In a very short space of time, Phoebe has managed to use multiple arts of persuasion to convince Joey that she is in fact doing him a favour by not paying him for his new fridge. He feels relief and freedom from obligation after her ‘rejection’ of his request for money, compared to increased stress and tension between Joey and his other friends. If anything, Phoebe can later use the fact that she let Joey off from paying her the two hundred dollar difference to persuade him to do something else for her.


Brehm, J. W. (1966). A theory of psychological reactance. New York.

Brehm, S. S., & Brehm, J. W. (1981). Psychological reactance: A theory of freedom and control (pp. 327-343). New York: Academic Press.

Dolinski, D., & Nawrat, R. (1998). “Fear-then-relief” procedure for producing compliance: beware when the danger is over. Journal of Experimental Social Psychology34(1), 27-50.

Dolinski, D., Ciszek, M., Godlewski, K., & Zawadzki, M. (2002). Fearthenrelief, mindlessness, and cognitive deficits. European Journal of Social Psychology32(4), 435-447.

Kunz, P. R., & Woolcott, M. (1976). Season's greetings: From my status to yours. Social Science Research5(3), 269-278.

Roloff, M. E., Janiszewski, C. A., McGRATH, M. A. R. Y., Burns, C. S., & Manrai, L. A. (1988). Acquiring resources from intimates when obligation substitutes for persuasion. Human Communication Research14(3), 364-396.

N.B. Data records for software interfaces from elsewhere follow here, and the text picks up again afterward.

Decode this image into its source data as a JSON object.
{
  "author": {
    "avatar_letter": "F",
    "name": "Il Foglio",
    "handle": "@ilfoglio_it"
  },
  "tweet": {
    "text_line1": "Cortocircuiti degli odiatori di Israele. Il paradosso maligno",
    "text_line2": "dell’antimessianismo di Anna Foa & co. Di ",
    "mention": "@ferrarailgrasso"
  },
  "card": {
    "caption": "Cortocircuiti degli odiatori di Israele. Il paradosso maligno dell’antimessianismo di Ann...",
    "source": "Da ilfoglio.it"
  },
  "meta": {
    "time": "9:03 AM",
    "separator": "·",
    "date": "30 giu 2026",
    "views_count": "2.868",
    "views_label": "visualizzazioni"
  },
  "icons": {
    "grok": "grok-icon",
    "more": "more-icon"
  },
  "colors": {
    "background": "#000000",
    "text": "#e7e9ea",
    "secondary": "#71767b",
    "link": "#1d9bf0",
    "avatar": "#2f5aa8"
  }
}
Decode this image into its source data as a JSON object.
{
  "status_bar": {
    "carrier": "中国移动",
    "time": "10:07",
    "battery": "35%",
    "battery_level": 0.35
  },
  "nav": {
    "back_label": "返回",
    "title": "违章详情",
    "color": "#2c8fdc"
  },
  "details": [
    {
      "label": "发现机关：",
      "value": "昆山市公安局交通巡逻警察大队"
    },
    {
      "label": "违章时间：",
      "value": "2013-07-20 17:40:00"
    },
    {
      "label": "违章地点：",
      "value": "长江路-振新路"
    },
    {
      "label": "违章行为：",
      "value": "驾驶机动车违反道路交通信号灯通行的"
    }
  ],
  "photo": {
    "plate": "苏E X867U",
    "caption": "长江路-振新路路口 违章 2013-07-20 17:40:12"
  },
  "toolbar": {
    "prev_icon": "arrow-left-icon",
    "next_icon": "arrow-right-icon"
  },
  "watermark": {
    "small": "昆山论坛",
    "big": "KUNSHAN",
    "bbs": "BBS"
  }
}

Vangelisti, A. L., Daly, J. A., & RUDNICK, J. (1991). Making people feel guilty in conversations. Human Communication Research18(1), 3-39.